I thought it was quite instructive, the comment made by the companionable man at breakfast. He folded the hotel copy of the Daily Mail onto his table and after sharing with me a news item he'd been reading, about cockroaches in a Rochdale hospital, he stood up, faced the door and said, "Oh, well, off to fight another day." To fight another day... he's at odds with it before it's hardly begun.
And I thought it was quite instructive, the comments made by the chatty ladies who'd made and served my breakfast, when I asked them what I could see in a morning in Batley. Silence, then: "Nothing much." Nothing much... they believe that there's little worth seeing in the place where they live and work and have their being.
Here is what I found worth seeing in Batley in just a couple of hours of wandering:
The Irish Democratic League Club, a thriving social centre with links back to Michael Davitt, 'a world figure in the cause of freedom [who] raised his voice and pen on behalf of the oppressed, irrespective of race or creed';
The head office and manufacturing centre for Fox's Biscuits, making Batley people the producers of Rich Tea Creams and Jam Creams, Nice and Ginger biscuits, and those wonderful chocolate Classics, for which a nation is grateful;
A young man wearing elasticated headgear leaning against a side wall of Fox's, on a break, indicating that the company is investing in its local people and training them in time-honoured fashion;
The Neoclassical style civic centre, shining in soft local stone: the Town Hall, a Carnegie Library and Art Gallery facing across a cobblestone square, and below, the imposing Zion Chapel, placing Methodism at the heart of Batley;
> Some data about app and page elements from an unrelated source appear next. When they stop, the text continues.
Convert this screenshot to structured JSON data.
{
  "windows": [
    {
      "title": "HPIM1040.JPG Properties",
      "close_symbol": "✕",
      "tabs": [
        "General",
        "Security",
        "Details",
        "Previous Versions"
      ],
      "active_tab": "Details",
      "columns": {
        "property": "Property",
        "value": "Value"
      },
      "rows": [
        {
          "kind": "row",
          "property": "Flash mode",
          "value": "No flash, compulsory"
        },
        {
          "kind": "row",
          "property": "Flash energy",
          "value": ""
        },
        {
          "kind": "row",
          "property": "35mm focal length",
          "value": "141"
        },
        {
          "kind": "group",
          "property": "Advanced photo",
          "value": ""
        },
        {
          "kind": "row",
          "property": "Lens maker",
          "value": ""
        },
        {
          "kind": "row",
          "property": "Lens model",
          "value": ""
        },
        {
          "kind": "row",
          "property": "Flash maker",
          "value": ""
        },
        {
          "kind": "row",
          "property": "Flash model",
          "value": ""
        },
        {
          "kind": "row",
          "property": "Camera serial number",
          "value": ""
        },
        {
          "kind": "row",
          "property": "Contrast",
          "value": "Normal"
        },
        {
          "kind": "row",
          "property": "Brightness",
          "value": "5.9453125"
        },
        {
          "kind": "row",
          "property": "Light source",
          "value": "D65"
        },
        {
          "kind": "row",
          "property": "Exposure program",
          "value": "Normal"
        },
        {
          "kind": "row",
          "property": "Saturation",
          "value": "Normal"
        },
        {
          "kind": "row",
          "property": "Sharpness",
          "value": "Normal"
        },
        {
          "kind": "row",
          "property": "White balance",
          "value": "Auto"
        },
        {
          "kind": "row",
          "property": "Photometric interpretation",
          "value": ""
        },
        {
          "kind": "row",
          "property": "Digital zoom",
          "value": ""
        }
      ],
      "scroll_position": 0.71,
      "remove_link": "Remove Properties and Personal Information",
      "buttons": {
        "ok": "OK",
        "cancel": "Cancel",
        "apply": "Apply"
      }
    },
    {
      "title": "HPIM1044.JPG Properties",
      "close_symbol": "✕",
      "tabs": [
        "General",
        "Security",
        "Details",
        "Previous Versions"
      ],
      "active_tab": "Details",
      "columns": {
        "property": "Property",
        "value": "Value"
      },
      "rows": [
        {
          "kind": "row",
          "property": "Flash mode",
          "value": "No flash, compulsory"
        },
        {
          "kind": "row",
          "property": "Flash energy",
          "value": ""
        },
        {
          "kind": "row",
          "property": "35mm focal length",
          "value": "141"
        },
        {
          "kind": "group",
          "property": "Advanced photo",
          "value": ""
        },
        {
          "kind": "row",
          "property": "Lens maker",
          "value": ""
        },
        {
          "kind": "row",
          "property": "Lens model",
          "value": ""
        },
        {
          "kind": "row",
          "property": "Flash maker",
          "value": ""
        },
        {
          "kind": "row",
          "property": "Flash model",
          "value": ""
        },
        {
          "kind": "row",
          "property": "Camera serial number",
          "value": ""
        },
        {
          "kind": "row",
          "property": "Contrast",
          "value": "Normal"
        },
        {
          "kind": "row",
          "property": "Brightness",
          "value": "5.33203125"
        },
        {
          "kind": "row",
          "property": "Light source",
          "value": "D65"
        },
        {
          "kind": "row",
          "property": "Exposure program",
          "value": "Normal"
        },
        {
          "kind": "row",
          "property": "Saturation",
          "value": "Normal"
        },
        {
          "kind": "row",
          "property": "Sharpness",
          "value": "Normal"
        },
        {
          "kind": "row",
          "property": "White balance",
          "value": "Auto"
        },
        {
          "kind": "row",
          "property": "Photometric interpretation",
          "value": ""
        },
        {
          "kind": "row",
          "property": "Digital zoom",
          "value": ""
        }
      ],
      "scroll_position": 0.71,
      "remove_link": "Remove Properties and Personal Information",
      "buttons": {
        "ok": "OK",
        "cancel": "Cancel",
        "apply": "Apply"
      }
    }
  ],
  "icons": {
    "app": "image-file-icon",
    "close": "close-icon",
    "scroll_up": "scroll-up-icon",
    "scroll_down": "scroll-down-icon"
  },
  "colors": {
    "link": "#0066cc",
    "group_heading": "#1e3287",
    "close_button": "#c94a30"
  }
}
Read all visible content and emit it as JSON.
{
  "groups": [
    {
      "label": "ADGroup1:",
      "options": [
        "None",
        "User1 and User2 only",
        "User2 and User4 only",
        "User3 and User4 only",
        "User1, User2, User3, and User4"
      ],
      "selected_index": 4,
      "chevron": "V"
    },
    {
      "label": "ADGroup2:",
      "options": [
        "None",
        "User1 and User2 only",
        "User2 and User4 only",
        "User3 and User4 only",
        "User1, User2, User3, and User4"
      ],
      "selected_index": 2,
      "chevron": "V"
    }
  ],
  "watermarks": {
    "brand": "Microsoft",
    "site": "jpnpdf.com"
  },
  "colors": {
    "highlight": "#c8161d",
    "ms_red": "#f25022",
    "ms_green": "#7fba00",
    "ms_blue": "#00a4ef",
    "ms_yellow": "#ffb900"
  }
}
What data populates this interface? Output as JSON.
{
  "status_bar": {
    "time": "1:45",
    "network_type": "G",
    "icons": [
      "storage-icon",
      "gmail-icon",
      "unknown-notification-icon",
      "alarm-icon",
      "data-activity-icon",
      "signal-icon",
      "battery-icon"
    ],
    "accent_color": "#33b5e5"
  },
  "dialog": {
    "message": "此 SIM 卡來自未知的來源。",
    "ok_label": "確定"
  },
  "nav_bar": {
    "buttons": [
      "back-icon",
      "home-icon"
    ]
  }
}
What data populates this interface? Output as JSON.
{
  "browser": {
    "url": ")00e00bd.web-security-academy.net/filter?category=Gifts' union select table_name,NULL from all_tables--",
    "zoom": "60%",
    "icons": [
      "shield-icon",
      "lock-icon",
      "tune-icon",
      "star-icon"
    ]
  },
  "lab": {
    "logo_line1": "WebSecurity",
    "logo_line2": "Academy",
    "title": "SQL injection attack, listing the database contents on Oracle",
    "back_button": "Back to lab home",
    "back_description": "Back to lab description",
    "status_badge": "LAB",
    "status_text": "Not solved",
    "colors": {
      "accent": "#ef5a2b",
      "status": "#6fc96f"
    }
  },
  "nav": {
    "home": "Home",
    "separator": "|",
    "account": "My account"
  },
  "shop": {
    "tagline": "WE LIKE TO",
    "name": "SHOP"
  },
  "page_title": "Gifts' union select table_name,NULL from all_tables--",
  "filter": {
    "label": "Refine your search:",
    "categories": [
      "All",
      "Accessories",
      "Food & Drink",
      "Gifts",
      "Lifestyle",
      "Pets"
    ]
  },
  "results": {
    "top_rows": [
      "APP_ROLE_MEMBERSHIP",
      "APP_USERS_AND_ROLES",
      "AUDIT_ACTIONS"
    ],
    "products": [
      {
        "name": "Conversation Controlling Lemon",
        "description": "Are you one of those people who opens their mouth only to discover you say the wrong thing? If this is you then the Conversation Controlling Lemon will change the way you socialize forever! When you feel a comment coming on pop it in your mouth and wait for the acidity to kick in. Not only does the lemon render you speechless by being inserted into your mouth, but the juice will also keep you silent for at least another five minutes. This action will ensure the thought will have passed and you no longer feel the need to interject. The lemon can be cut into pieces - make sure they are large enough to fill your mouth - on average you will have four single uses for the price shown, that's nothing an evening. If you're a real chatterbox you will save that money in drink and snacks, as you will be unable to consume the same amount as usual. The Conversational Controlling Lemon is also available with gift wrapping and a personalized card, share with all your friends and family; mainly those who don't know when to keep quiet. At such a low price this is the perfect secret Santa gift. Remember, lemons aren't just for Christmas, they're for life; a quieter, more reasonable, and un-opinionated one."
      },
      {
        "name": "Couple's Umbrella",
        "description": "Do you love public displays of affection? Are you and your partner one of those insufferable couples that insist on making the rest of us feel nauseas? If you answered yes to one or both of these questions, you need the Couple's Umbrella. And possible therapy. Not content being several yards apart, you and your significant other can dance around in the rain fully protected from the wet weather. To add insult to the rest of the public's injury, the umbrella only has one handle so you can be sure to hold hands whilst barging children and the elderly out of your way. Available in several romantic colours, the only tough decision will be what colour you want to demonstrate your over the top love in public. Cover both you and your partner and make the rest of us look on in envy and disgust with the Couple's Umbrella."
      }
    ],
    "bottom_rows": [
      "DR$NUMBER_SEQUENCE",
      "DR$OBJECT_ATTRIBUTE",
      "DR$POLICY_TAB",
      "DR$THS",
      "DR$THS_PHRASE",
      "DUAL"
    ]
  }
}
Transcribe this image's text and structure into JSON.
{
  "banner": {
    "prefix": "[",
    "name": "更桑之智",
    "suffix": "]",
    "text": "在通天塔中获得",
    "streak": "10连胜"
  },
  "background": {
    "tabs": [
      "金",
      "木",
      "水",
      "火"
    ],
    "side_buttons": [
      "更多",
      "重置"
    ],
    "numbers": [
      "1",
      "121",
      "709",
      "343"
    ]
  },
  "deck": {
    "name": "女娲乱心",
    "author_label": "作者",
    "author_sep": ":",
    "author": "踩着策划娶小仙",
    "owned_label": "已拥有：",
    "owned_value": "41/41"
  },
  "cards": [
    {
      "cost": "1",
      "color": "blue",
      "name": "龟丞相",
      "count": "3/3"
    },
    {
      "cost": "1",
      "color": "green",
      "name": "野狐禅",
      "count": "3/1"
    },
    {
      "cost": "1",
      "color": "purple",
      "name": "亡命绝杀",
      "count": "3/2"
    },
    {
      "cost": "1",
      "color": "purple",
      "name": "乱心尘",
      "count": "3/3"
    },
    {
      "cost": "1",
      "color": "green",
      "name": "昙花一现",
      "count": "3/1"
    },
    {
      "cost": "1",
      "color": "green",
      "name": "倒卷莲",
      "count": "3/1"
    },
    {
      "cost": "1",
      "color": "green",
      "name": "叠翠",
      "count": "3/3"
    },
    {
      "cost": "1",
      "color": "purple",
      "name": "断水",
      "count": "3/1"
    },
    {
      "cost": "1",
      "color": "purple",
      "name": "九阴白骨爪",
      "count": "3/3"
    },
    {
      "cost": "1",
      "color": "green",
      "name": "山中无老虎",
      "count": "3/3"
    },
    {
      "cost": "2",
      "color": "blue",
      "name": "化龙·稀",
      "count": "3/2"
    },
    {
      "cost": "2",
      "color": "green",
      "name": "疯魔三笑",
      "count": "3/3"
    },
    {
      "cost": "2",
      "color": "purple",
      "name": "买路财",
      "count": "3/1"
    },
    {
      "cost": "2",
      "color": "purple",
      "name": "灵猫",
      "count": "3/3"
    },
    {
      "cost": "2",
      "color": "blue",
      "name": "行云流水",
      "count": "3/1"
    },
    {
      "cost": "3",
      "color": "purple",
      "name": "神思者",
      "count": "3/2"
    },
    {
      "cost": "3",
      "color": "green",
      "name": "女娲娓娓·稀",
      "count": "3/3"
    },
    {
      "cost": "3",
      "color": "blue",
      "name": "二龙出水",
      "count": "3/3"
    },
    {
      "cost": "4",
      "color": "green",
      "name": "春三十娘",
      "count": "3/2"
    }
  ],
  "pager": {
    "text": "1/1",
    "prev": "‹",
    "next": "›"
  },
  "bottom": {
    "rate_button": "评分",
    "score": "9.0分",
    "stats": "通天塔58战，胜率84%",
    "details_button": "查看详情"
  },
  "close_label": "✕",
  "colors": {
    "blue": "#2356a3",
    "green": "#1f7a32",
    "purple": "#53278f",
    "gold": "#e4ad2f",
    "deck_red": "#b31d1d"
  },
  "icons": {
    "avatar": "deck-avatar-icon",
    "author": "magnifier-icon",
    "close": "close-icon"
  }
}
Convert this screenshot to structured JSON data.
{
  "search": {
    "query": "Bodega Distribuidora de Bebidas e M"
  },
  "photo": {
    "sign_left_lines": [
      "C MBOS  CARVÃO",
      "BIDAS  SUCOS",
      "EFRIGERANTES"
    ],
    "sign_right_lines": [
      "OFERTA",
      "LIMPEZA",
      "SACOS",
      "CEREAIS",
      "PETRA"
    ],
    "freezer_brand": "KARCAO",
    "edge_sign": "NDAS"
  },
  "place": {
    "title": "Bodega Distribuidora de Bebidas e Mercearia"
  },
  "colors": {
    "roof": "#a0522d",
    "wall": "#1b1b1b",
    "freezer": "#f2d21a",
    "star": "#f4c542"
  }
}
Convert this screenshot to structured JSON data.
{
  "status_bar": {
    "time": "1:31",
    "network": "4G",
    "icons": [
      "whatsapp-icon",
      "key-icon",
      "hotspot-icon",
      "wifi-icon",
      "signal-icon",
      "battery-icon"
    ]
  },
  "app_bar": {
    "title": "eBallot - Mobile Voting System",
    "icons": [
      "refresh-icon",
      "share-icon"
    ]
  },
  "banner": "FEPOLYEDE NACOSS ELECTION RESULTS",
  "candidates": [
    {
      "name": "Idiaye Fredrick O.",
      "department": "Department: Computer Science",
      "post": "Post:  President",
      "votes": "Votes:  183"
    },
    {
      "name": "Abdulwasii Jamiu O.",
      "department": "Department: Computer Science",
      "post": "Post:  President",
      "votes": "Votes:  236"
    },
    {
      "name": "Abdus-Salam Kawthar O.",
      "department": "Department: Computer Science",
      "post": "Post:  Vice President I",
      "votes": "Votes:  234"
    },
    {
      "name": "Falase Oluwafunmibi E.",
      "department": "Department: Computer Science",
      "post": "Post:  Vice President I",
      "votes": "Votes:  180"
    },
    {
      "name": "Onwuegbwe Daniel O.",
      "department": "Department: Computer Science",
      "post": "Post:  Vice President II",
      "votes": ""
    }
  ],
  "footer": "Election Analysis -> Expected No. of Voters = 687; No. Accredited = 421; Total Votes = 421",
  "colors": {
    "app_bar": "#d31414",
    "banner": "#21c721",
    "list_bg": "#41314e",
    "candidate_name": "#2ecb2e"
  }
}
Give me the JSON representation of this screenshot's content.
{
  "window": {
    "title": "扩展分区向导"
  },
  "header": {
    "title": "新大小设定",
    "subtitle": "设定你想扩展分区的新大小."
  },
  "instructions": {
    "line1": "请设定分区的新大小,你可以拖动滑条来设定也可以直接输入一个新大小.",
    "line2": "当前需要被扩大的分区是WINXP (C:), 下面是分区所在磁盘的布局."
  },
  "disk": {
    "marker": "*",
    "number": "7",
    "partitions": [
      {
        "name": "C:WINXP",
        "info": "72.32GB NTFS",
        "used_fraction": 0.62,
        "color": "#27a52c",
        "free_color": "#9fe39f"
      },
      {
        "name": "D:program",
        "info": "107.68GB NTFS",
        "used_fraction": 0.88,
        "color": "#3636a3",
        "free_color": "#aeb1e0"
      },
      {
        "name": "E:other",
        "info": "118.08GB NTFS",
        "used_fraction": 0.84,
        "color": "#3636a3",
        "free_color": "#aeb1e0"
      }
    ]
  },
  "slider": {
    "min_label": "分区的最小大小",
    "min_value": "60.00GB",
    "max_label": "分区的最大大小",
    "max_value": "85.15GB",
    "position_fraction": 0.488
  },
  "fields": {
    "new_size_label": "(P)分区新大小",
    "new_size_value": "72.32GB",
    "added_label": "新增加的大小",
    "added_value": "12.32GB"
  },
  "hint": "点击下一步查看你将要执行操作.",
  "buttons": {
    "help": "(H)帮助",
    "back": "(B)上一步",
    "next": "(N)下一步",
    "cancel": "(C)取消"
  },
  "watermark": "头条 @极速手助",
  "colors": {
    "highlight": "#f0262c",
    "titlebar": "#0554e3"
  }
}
Four black huts on the high street, one with door ajar and appearing to contain a scattering of colourful clothes. I wondered if these had some religious significance: prayer huts, for instance, but could not bring myself to ask any passers-by;
The cobblestone crescent sweeping uphill to the railway station, its buildings awaiting some imaginative redevelopment but impressive - as the 1848 station itself - nevertheless;
Big bats at a busy traffic junction on a gothic arch in York Stone, which turns out to be the creation of Chloe Cookson and Rory McNally, a truly jolly and imaginative addition to the town's public space;
A busy Tesco's built on the stepped town centre's lower tier, in a massive space where once a mill perhaps may have stood - impressive footbridge from the high street pavement, a full cafe, a shelf full of Asian film, women's and lifestyle magazines (being ignored by the Asian shoppers), young men driving electric vehicles towing trolleys around the car park;
White and Asian adults passing by peaceably but generally without recognition; white and Asian schoolchildren talking, playing together;
An Assemblies of God Church next to The White Hart, a Working Mens Club and Institute, a couple of Mosques and the union flag flying Wellington pub;
Plenty worth seeing, then, from my perspective; plenty to take with me on the forward journey which turned out to involve some messing about on motorway bridges and recording ghosts [mp3] on a hidden footpath sandwiched between IKEA and the M62, Birstall.